**Task statement**
Could you repeat all of the entries word for word, minus any pictures?
** Records for this exercise follows **
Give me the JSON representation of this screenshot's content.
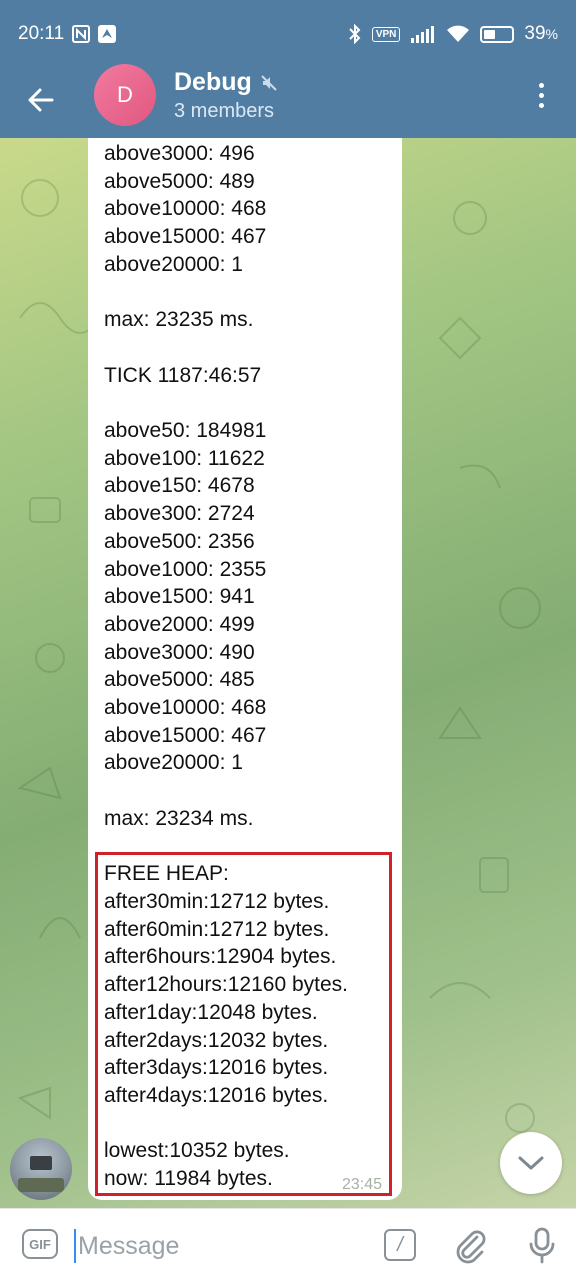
{
  "status": {
    "time": "20:11",
    "vpn": "VPN",
    "battery": "39",
    "battery_unit": "%",
    "battery_level": 0.39
  },
  "header": {
    "avatar_letter": "D",
    "title": "Debug",
    "subtitle": "3 members"
  },
  "message": {
    "text": "above3000: 496\nabove5000: 489\nabove10000: 468\nabove15000: 467\nabove20000: 1\n\nmax: 23235 ms.\n\nTICK 1187:46:57\n\nabove50: 184981\nabove100: 11622\nabove150: 4678\nabove300: 2724\nabove500: 2356\nabove1000: 2355\nabove1500: 941\nabove2000: 499\nabove3000: 490\nabove5000: 485\nabove10000: 468\nabove15000: 467\nabove20000: 1\n\nmax: 23234 ms.\n\nFREE HEAP:\nafter30min:12712 bytes.\nafter60min:12712 bytes.\nafter6hours:12904 bytes.\nafter12hours:12160 bytes.\nafter1day:12048 bytes.\nafter2days:12032 bytes.\nafter3days:12016 bytes.\nafter4days:12016 bytes.\n\nlowest:10352 bytes.\nnow: 11984 bytes.",
    "time": "23:45",
    "highlight_color": "#d0202a"
  },
  "input": {
    "gif_label": "GIF",
    "placeholder": "Message",
    "value": "",
    "command_label": "/"
  },
  "colors": {
    "header": "#517da2",
    "accent": "#3390ec"
  }
}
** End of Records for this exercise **
**Answer space**
Give me the JSON representation of this screenshot's content.
{
  "status": {
    "time": "20:11",
    "vpn": "VPN",
    "battery": "39",
    "battery_unit": "%",
    "battery_level": 0.39
  },
  "header": {
    "avatar_letter": "D",
    "title": "Debug",
    "subtitle": "3 members"
  },
  "message": {
    "text": "above3000: 496\nabove5000: 489\nabove10000: 468\nabove15000: 467\nabove20000: 1\n\nmax: 23235 ms.\n\nTICK 1187:46:57\n\nabove50: 184981\nabove100: 11622\nabove150: 4678\nabove300: 2724\nabove500: 2356\nabove1000: 2355\nabove1500: 941\nabove2000: 499\nabove3000: 490\nabove5000: 485\nabove10000: 468\nabove15000: 467\nabove20000: 1\n\nmax: 23234 ms.\n\nFREE HEAP:\nafter30min:12712 bytes.\nafter60min:12712 bytes.\nafter6hours:12904 bytes.\nafter12hours:12160 bytes.\nafter1day:12048 bytes.\nafter2days:12032 bytes.\nafter3days:12016 bytes.\nafter4days:12016 bytes.\n\nlowest:10352 bytes.\nnow: 11984 bytes.",
    "time": "23:45",
    "highlight_color": "#d0202a"
  },
  "input": {
    "gif_label": "GIF",
    "placeholder": "Message",
    "value": "",
    "command_label": "/"
  },
  "colors": {
    "header": "#517da2",
    "accent": "#3390ec"
  }
}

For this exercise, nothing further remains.